Been busy... so busy that I have opened an idea journal... (with enough luck and action, these ideas may just translate into cash... soon. Then, I will throw a legendary E-bash!).

The Verdict is In

Return of the Jury:

JUDGE: In the matter of Susan (the Plaintiff) vs. Gainful Employment (the Accused), what say ye?

JURY: In the matter of Susan vs. Gainful Employment, we the Jury find the accused NOT GUILTY.

JUDGE'S SENTENCE: This court therefore rules that the Accused is not guilty of either of the charges: namely, suitability for or compatibility with the Plaintiff. Further to this, the plaintiff has been ordered by this court to serve her time in the Unemployment penitentiary until this, or another court repeals this ruling.

… And so, that is how that went down... a less than impressive ruling if you ask me.

Ok., before I start ranting on and on about how blind justice really is, let the record show that with a little hind-sight, I am not entirely oblivious of the fact that part of my testimony and the overwhelming evidence unleashed by the Accused’s Counsel, may have provided the jury some of the rope they used to hang me... grrh!

Yes, that opportunity slipped through the cracks of justice.
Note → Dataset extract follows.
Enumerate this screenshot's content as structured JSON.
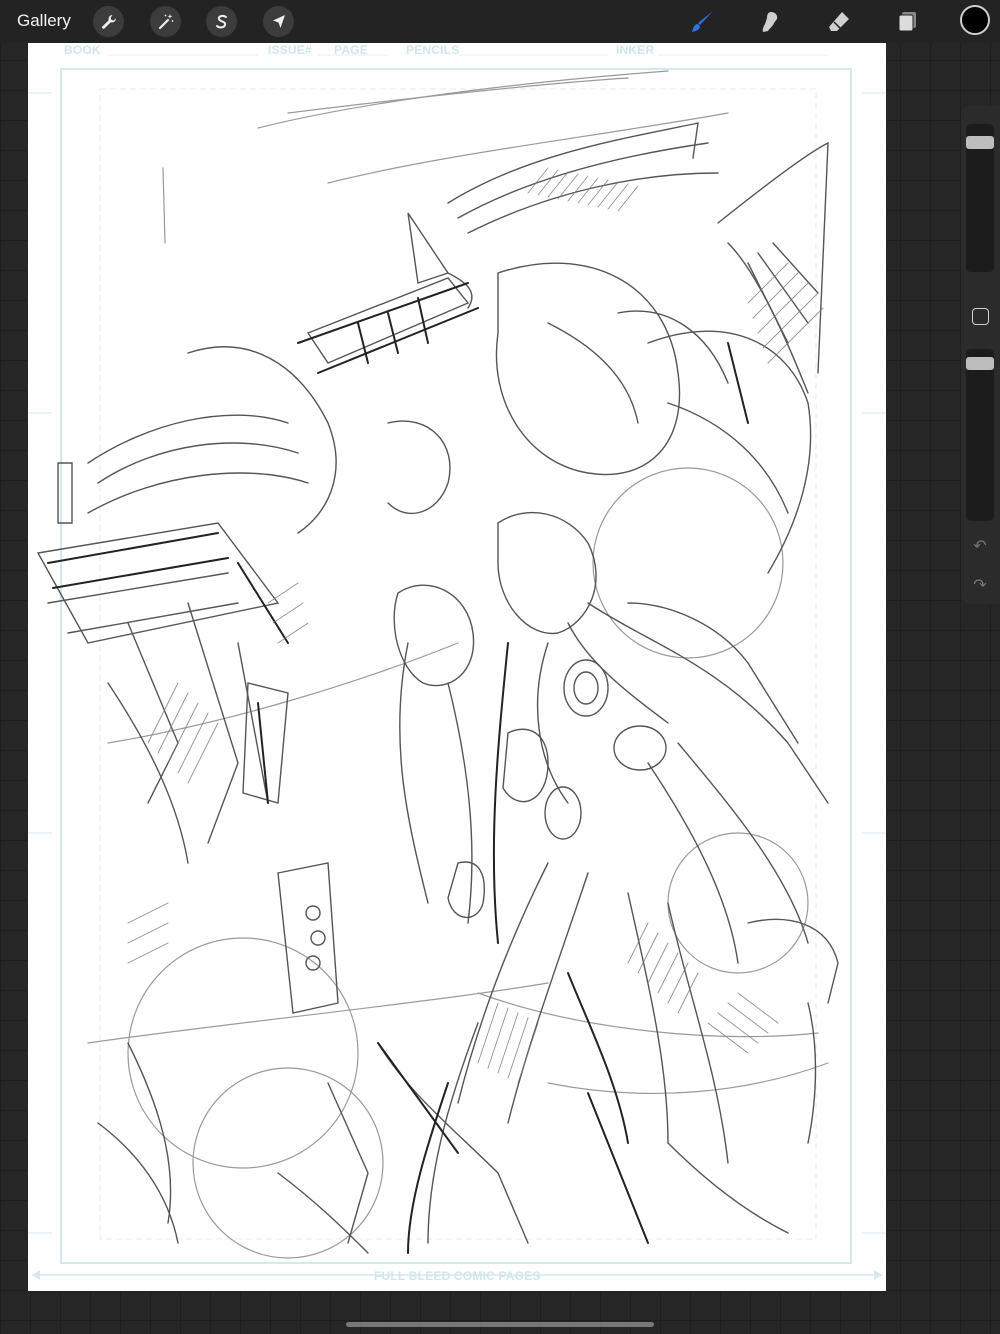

However, I am hesitant to share the “c’mon, you-should-have-known-better” lessons I learnt at ‘The Trial’ on this blog. Truth be told, that discussion would leave me with more than just a little measure of embarrassment. I would be running the risk of causing permanent and irrevocable damage to my person (kindly allow me to save my e-face). Still, I am the better for it.

I may not have gained the employment opportunity I was in hot pursuit of, but I sure did gain some invaluable lessons.